Herb - social history for every classroom

Search

Herb - social history for every classroom

menuAmerican Social History Project  ·    Center for Media and Learning

  • Theme > Expansion and Imperialism (x)
  • Tag > Native Americans (x)

We found 7 items that match your search

Across the Continent: 'Westward the Course of Empire Takes its Way'

From 1835 to 1907, the Currier & Ives printmaking company produced over a million lithograph illustrations of events, portraits, and scenes from American life. In the era before photography and the widespread use of illustrations in newspapers, [...]

White Leaders Predict the Disappearance of Mexicans and Native Americans in California

With the Treaty of Guadalupe Hidalgo in 1848, the United States gained over half a million square miles of new lands in the Southwest. However, American settlers who traveled west to settle the land were not moving into unoccupied territory. [...]

George A. Croffut Explains the Print "American Progress"

Entrepreneur George A. Croffut published several tourist guides and manuals encouraging Americans to visit and settle in the West. His guides prominently featured the expanding railroad network as the best way to explore the vast territory beyond [...]

John Ordway Describes Meeting the Teton Sioux

In 1804, President Thomas Jefferson hired Meriwether Lewis and William Clark to explore the vast territory of the Louisiana Purchase, recently acquired from France. Lewis and Clark followed the path of the Missouri and Columbia Rivers through eleven [...]

Background Essay on Iron Horses and Indians

This essay discusses the impact of the transcontinental railroad on Native American life. It focuses on the role of buffalo hunters in the federal government's policy of Indian removal. This essay, and the related Iron Horse vs. the Buffalo [...]

The Iron Horse vs. the Buffalo: Indian-Settler Conflict on the Great Plains

In this activity, students read a series of primary source documents, including the 1872 print "American Progress," that depict the social, political and cultural conflicts between settlers and Native Americans during the 19th century. Then, working [...]

How is History Recorded? The Lewis and Clark Journals and Lakota Winter Counts

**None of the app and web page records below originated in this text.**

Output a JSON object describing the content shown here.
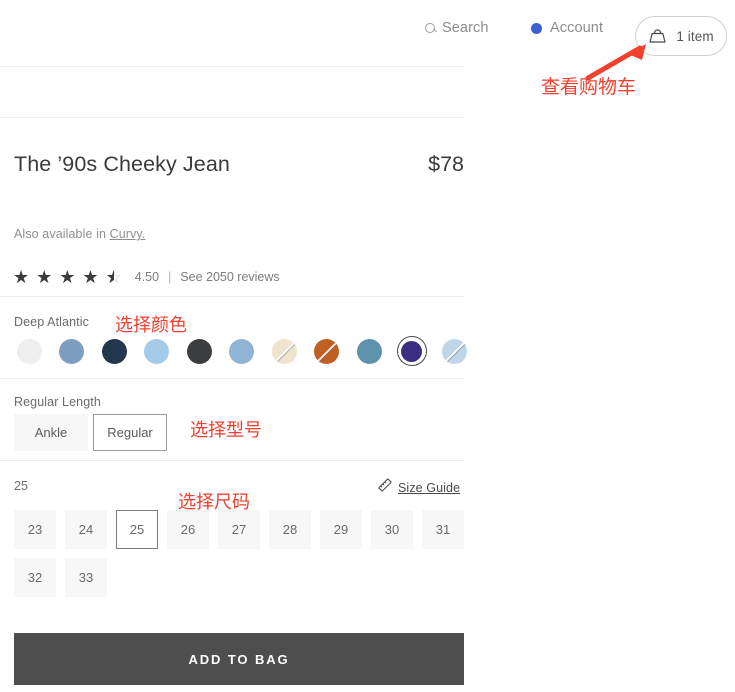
{
  "nav": {
    "search_label": "Search",
    "search_icon": "search-icon",
    "account_label": "Account",
    "account_icon": "account-dot-icon",
    "cart_label": "1 item",
    "cart_icon": "shopping-bag-icon"
  },
  "product": {
    "title": "The ’90s Cheeky Jean",
    "price": "$78",
    "also_available_prefix": "Also available in ",
    "also_available_link": "Curvy."
  },
  "rating": {
    "value": "4.50",
    "separator": "|",
    "reviews_label": "See 2050 reviews",
    "stars_full": 4,
    "stars_half": 1,
    "stars_total": 5
  },
  "color": {
    "selected_name": "Deep Atlantic",
    "swatches": [
      {
        "name": "Off White",
        "hex": "#eeeeee",
        "unavailable": false,
        "selected": false
      },
      {
        "name": "Medium Blue",
        "hex": "#7e9ec0",
        "unavailable": false,
        "selected": false
      },
      {
        "name": "Dark Navy",
        "hex": "#23374f",
        "unavailable": false,
        "selected": false
      },
      {
        "name": "Light Sky Blue",
        "hex": "#a6cbe8",
        "unavailable": false,
        "selected": false
      },
      {
        "name": "Washed Black",
        "hex": "#3b3d3f",
        "unavailable": false,
        "selected": false
      },
      {
        "name": "Sky Blue",
        "hex": "#8fb4d6",
        "unavailable": false,
        "selected": false
      },
      {
        "name": "Ecru",
        "hex": "#efe4ce",
        "unavailable": true,
        "selected": false
      },
      {
        "name": "Burnt Orange",
        "hex": "#bf5f22",
        "unavailable": true,
        "selected": false
      },
      {
        "name": "Teal Blue",
        "hex": "#5f93ad",
        "unavailable": false,
        "selected": false
      },
      {
        "name": "Deep Atlantic",
        "hex": "#3b2d82",
        "unavailable": false,
        "selected": true
      },
      {
        "name": "Pale Blue",
        "hex": "#bed5ea",
        "unavailable": true,
        "selected": false
      }
    ]
  },
  "length": {
    "selected_label": "Regular Length",
    "options": [
      {
        "label": "Ankle",
        "selected": false
      },
      {
        "label": "Regular",
        "selected": true
      }
    ]
  },
  "size": {
    "selected_label": "25",
    "size_guide_label": "Size Guide",
    "size_guide_icon": "ruler-icon",
    "options": [
      {
        "label": "23",
        "selected": false
      },
      {
        "label": "24",
        "selected": false
      },
      {
        "label": "25",
        "selected": true
      },
      {
        "label": "26",
        "selected": false
      },
      {
        "label": "27",
        "selected": false
      },
      {
        "label": "28",
        "selected": false
      },
      {
        "label": "29",
        "selected": false
      },
      {
        "label": "30",
        "selected": false
      },
      {
        "label": "31",
        "selected": false
      },
      {
        "label": "32",
        "selected": false
      },
      {
        "label": "33",
        "selected": false
      }
    ]
  },
  "cta": {
    "add_to_bag_label": "ADD TO BAG"
  },
  "annotations": {
    "cart": "查看购物车",
    "color": "选择颜色",
    "length": "选择型号",
    "size": "选择尺码",
    "color_hex": "#f0402f"
  }
}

In this activity, students read two primary documents from the early 1800s: a journal entry from the Lewis and Clark expedition and a Lakota Indian "winter count" calendar. Using an analysis worksheet, students identify key ideas and details from [...]